Dataset rows for apps and sites:
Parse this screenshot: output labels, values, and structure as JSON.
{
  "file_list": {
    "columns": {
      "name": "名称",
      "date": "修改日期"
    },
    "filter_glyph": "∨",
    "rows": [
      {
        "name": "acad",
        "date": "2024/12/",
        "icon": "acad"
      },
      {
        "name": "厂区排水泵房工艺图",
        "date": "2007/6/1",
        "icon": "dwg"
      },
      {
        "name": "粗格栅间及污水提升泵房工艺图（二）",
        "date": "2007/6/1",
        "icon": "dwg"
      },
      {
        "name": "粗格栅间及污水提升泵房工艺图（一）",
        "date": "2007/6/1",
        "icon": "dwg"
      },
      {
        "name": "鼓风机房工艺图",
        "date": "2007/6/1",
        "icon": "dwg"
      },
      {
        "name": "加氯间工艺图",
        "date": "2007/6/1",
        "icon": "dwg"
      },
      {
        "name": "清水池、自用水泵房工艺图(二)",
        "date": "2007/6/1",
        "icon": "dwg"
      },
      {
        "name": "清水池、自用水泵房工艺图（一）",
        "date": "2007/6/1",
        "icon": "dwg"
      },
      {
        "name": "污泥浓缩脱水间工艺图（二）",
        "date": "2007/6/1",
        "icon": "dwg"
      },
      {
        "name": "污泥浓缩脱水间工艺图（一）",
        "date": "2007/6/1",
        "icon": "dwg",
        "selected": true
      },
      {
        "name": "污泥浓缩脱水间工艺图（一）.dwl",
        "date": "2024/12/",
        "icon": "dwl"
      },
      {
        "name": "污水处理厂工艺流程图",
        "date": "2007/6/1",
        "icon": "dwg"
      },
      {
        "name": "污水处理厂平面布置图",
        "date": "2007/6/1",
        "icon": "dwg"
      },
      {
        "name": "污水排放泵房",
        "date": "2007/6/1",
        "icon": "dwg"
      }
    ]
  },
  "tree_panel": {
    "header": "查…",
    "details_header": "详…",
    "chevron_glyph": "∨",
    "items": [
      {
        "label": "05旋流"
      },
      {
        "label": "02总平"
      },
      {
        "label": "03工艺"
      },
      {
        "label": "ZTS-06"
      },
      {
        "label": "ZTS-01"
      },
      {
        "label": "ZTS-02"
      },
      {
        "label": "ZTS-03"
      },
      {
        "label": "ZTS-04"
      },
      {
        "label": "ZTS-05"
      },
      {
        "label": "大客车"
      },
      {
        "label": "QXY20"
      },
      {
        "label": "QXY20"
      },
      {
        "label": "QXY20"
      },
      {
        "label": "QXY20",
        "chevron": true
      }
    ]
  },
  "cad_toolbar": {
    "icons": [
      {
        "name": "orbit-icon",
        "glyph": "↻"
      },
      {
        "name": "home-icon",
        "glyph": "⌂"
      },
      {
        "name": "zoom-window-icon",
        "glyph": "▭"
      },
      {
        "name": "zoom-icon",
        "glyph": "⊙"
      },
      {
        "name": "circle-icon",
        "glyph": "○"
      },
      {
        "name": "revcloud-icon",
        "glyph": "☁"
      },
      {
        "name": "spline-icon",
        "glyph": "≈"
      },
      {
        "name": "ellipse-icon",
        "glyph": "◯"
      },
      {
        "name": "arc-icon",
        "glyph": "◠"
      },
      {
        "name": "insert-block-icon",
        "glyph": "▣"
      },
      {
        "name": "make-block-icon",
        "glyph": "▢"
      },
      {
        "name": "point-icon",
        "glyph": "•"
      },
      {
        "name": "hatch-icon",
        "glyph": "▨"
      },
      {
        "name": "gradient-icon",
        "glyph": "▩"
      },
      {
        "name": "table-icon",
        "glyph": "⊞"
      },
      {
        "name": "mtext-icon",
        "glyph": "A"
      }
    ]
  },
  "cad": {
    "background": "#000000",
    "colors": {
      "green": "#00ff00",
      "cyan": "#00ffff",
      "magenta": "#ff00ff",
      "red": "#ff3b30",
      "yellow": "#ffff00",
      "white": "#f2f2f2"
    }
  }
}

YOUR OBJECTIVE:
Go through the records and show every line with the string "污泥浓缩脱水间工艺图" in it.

SOLUTION TO THIS EXERCISE:
        "name": "污泥浓缩脱水间工艺图（二）",
        "name": "污泥浓缩脱水间工艺图（一）",
        "name": "污泥浓缩脱水间工艺图（一）.dwl",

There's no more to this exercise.